For every moment when it may feel as though Fargeat accomplishes the bare minimum in order to make such achievements possible, others display a higher altitude of successful directorial intent and outside-the-box thinking that demonstrate her confidence and prowess – and in her debut, no less. Whether you come to satiate a fix for relentless, squirm-inducing über-violence and gore or cathartically revel in Revenge’s of-the-moment post-modernism and feminism championing, it’ll keep your eyes helplessly glued to its new-age grindhouse madness.
In an ideal world, more people would be able to take in this timely and harrowing, yet fully satisfying experience than just those with a Shudder account or those who live within driving distance of an Alamo Drafthouse location, but Fargeat’s debut is the sort of movie that will comfortably reside within its own niche audience, anyway. Many of the internet comments on trailers for Revenge are wholly asinine in their being out of touch with reality without having seen the movie (oh, let me list all of the female protagonists who are effortlessly cool and badass), but are especially foolish after letting its proverbial bloodbath pour over your psyche.
The field day Berger would have with these petulant souls is equally tantalizing.

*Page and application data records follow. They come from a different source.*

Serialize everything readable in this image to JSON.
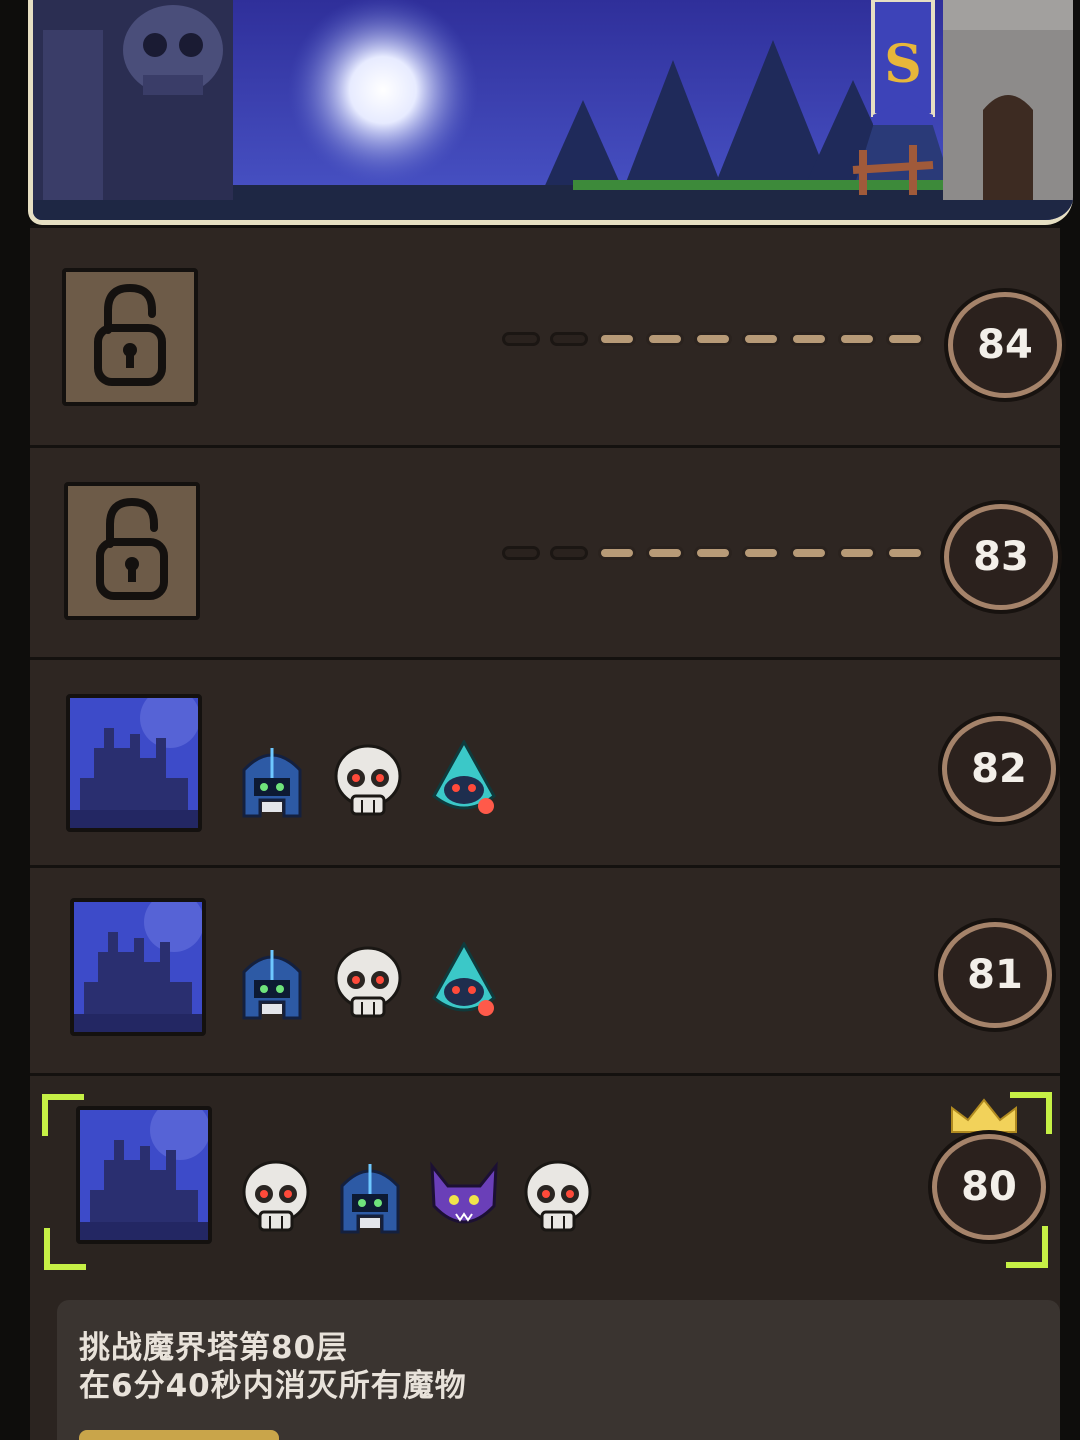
{
  "levels": [
    {
      "number": "84",
      "state": "locked",
      "progress": 0.8
    },
    {
      "number": "83",
      "state": "locked",
      "progress": 0.8
    },
    {
      "number": "82",
      "state": "unlocked",
      "monsters": [
        "armored-knight-icon",
        "skull-icon",
        "hooded-ghost-icon"
      ]
    },
    {
      "number": "81",
      "state": "unlocked",
      "monsters": [
        "armored-knight-icon",
        "skull-icon",
        "hooded-ghost-icon"
      ]
    },
    {
      "number": "80",
      "state": "selected",
      "best": true,
      "monsters": [
        "skull-icon",
        "armored-knight-icon",
        "bat-icon",
        "skull-icon"
      ]
    }
  ],
  "challenge": {
    "title": "挑战魔界塔第80层",
    "subtitle": "在6分40秒内消灭所有魔物"
  },
  "colors": {
    "selection": "#c5f045",
    "crown": "#f2d25a",
    "badge_ring": "#a5836a",
    "stage_thumb": "#3d4bc9"
  },
  "banner": {
    "flag_letter": "S"
  }
}
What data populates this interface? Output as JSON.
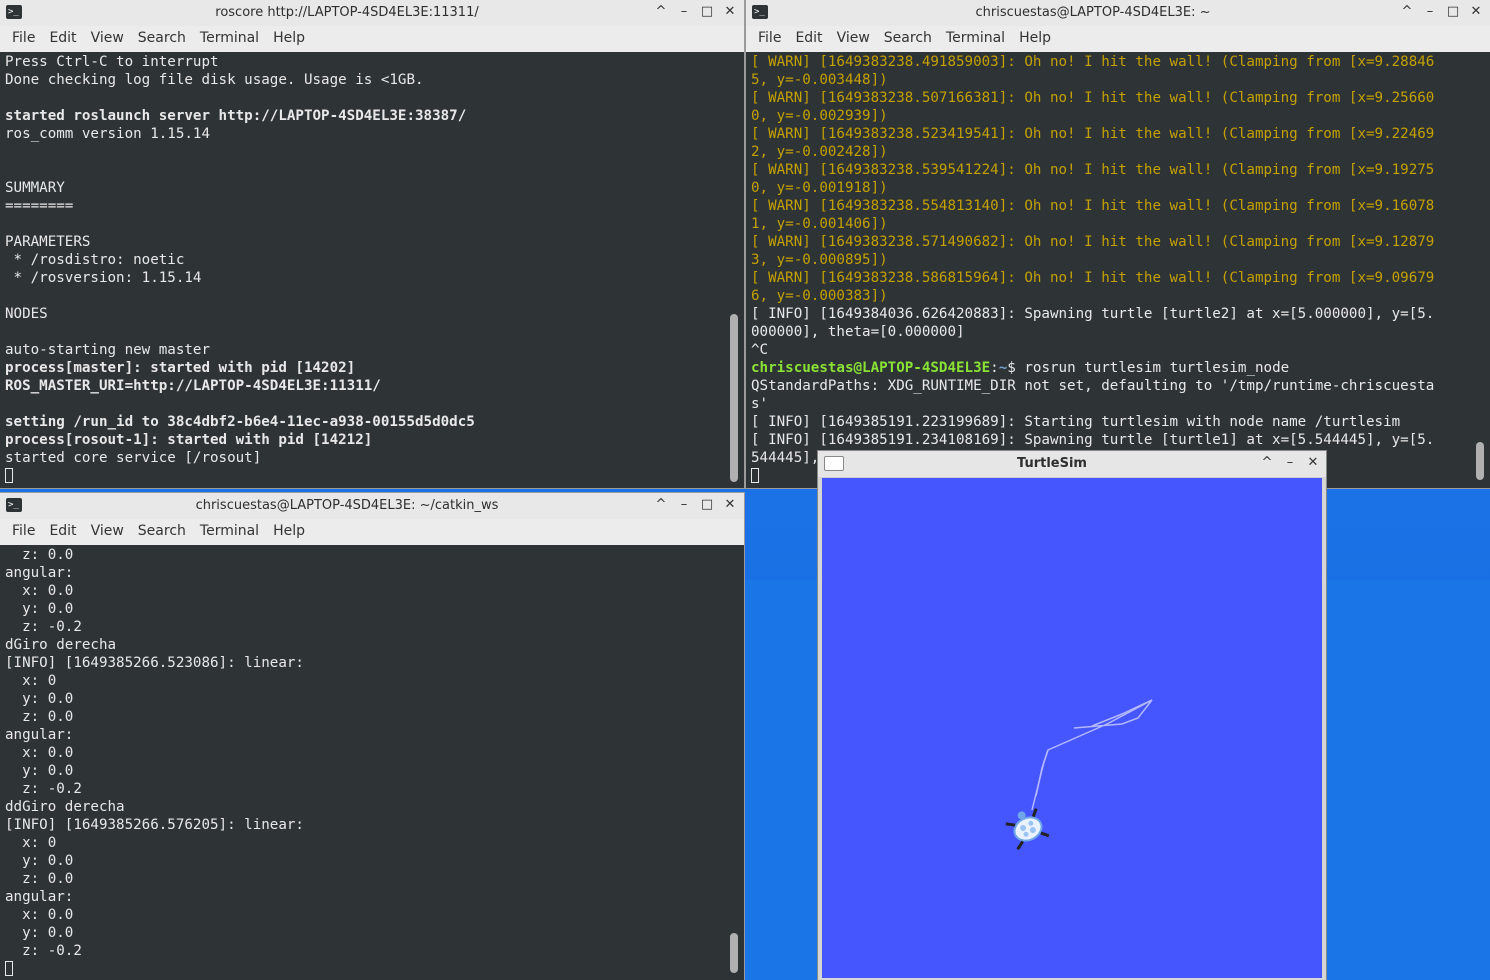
{
  "colors": {
    "terminal_bg": "#2e3436",
    "warn_text": "#c4a000",
    "prompt_user": "#8ae234",
    "prompt_path": "#729fcf",
    "turtlesim_bg": "#4556ff",
    "desktop": "#1a73e8"
  },
  "menus": [
    "File",
    "Edit",
    "View",
    "Search",
    "Terminal",
    "Help"
  ],
  "window_buttons": {
    "maximize": "^",
    "minimize": "–",
    "restore": "□",
    "close": "✕"
  },
  "roscore": {
    "title": "roscore http://LAPTOP-4SD4EL3E:11311/",
    "lines": [
      {
        "t": "Press Ctrl-C to interrupt",
        "s": ""
      },
      {
        "t": "Done checking log file disk usage. Usage is <1GB.",
        "s": ""
      },
      {
        "t": "",
        "s": ""
      },
      {
        "t": "started roslaunch server http://LAPTOP-4SD4EL3E:38387/",
        "s": "bold"
      },
      {
        "t": "ros_comm version 1.15.14",
        "s": ""
      },
      {
        "t": "",
        "s": ""
      },
      {
        "t": "",
        "s": ""
      },
      {
        "t": "SUMMARY",
        "s": ""
      },
      {
        "t": "========",
        "s": ""
      },
      {
        "t": "",
        "s": ""
      },
      {
        "t": "PARAMETERS",
        "s": ""
      },
      {
        "t": " * /rosdistro: noetic",
        "s": ""
      },
      {
        "t": " * /rosversion: 1.15.14",
        "s": ""
      },
      {
        "t": "",
        "s": ""
      },
      {
        "t": "NODES",
        "s": ""
      },
      {
        "t": "",
        "s": ""
      },
      {
        "t": "auto-starting new master",
        "s": ""
      },
      {
        "t": "process[master]: started with pid [14202]",
        "s": "bold"
      },
      {
        "t": "ROS_MASTER_URI=http://LAPTOP-4SD4EL3E:11311/",
        "s": "bold"
      },
      {
        "t": "",
        "s": ""
      },
      {
        "t": "setting /run_id to 38c4dbf2-b6e4-11ec-a938-00155d5d0dc5",
        "s": "bold"
      },
      {
        "t": "process[rosout-1]: started with pid [14212]",
        "s": "bold"
      },
      {
        "t": "started core service [/rosout]",
        "s": ""
      }
    ]
  },
  "turtlenode": {
    "title": "chriscuestas@LAPTOP-4SD4EL3E: ~",
    "lines_before": [
      {
        "t": "[ WARN] [1649383238.491859003]: Oh no! I hit the wall! (Clamping from [x=9.28846",
        "s": "warn"
      },
      {
        "t": "5, y=-0.003448])",
        "s": "warn"
      },
      {
        "t": "[ WARN] [1649383238.507166381]: Oh no! I hit the wall! (Clamping from [x=9.25660",
        "s": "warn"
      },
      {
        "t": "0, y=-0.002939])",
        "s": "warn"
      },
      {
        "t": "[ WARN] [1649383238.523419541]: Oh no! I hit the wall! (Clamping from [x=9.22469",
        "s": "warn"
      },
      {
        "t": "2, y=-0.002428])",
        "s": "warn"
      },
      {
        "t": "[ WARN] [1649383238.539541224]: Oh no! I hit the wall! (Clamping from [x=9.19275",
        "s": "warn"
      },
      {
        "t": "0, y=-0.001918])",
        "s": "warn"
      },
      {
        "t": "[ WARN] [1649383238.554813140]: Oh no! I hit the wall! (Clamping from [x=9.16078",
        "s": "warn"
      },
      {
        "t": "1, y=-0.001406])",
        "s": "warn"
      },
      {
        "t": "[ WARN] [1649383238.571490682]: Oh no! I hit the wall! (Clamping from [x=9.12879",
        "s": "warn"
      },
      {
        "t": "3, y=-0.000895])",
        "s": "warn"
      },
      {
        "t": "[ WARN] [1649383238.586815964]: Oh no! I hit the wall! (Clamping from [x=9.09679",
        "s": "warn"
      },
      {
        "t": "6, y=-0.000383])",
        "s": "warn"
      },
      {
        "t": "[ INFO] [1649384036.626420883]: Spawning turtle [turtle2] at x=[5.000000], y=[5.",
        "s": ""
      },
      {
        "t": "000000], theta=[0.000000]",
        "s": ""
      },
      {
        "t": "^C",
        "s": ""
      }
    ],
    "prompt": {
      "user": "chriscuestas@LAPTOP-4SD4EL3E",
      "sep": ":",
      "path": "~",
      "end": "$ ",
      "command": "rosrun turtlesim turtlesim_node"
    },
    "lines_after": [
      {
        "t": "QStandardPaths: XDG_RUNTIME_DIR not set, defaulting to '/tmp/runtime-chriscuesta",
        "s": ""
      },
      {
        "t": "s'",
        "s": ""
      },
      {
        "t": "[ INFO] [1649385191.223199689]: Starting turtlesim with node name /turtlesim",
        "s": ""
      },
      {
        "t": "[ INFO] [1649385191.234108169]: Spawning turtle [turtle1] at x=[5.544445], y=[5.",
        "s": ""
      },
      {
        "t": "544445],",
        "s": ""
      }
    ]
  },
  "catkin": {
    "title": "chriscuestas@LAPTOP-4SD4EL3E: ~/catkin_ws",
    "lines": [
      {
        "t": "  z: 0.0",
        "s": ""
      },
      {
        "t": "angular:",
        "s": ""
      },
      {
        "t": "  x: 0.0",
        "s": ""
      },
      {
        "t": "  y: 0.0",
        "s": ""
      },
      {
        "t": "  z: -0.2",
        "s": ""
      },
      {
        "t": "dGiro derecha",
        "s": ""
      },
      {
        "t": "[INFO] [1649385266.523086]: linear:",
        "s": ""
      },
      {
        "t": "  x: 0",
        "s": ""
      },
      {
        "t": "  y: 0.0",
        "s": ""
      },
      {
        "t": "  z: 0.0",
        "s": ""
      },
      {
        "t": "angular:",
        "s": ""
      },
      {
        "t": "  x: 0.0",
        "s": ""
      },
      {
        "t": "  y: 0.0",
        "s": ""
      },
      {
        "t": "  z: -0.2",
        "s": ""
      },
      {
        "t": "ddGiro derecha",
        "s": ""
      },
      {
        "t": "[INFO] [1649385266.576205]: linear:",
        "s": ""
      },
      {
        "t": "  x: 0",
        "s": ""
      },
      {
        "t": "  y: 0.0",
        "s": ""
      },
      {
        "t": "  z: 0.0",
        "s": ""
      },
      {
        "t": "angular:",
        "s": ""
      },
      {
        "t": "  x: 0.0",
        "s": ""
      },
      {
        "t": "  y: 0.0",
        "s": ""
      },
      {
        "t": "  z: -0.2",
        "s": ""
      }
    ]
  },
  "turtlesim": {
    "title": "TurtleSim",
    "icons": {
      "trail": "turtle-trail",
      "turtle": "turtle-icon"
    }
  }
}
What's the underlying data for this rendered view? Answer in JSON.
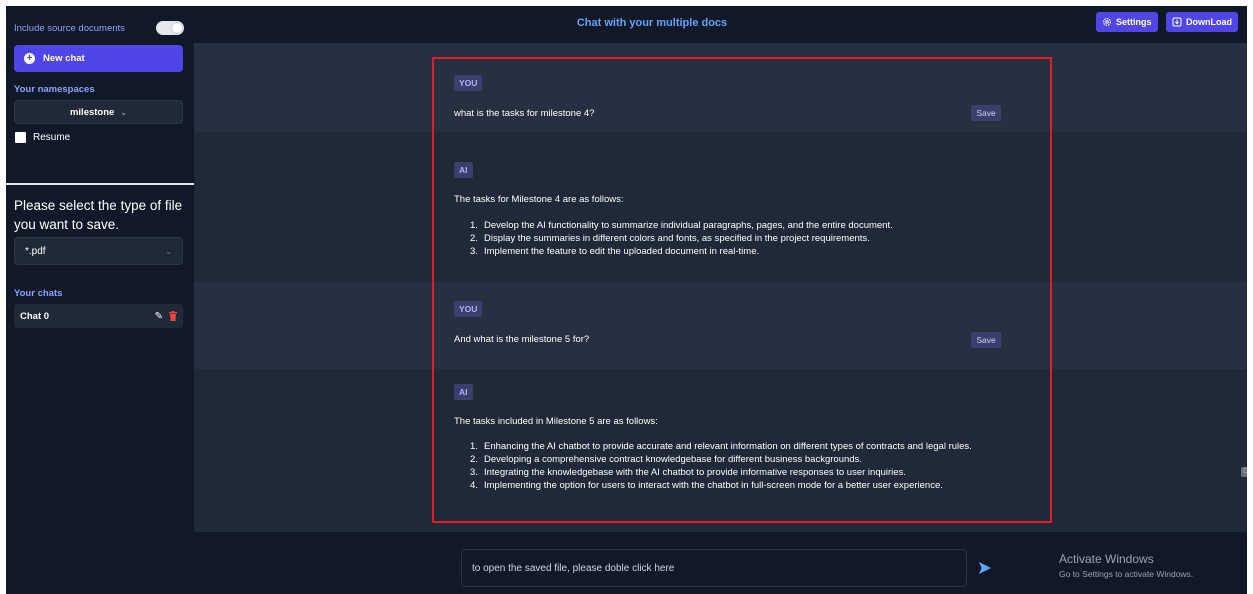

Berger, John. “Ways of Seeing.” Penguin, 1972.
Gunaratnam, Yasmin, and Vikki Bell. “How John Berger Changed Our Way of Seeing Art.” The Conversation, The Conversation, 5 Jan. 2017, theconversation.com/how-john-berger-changed-our-way-of-seeing-art-70831.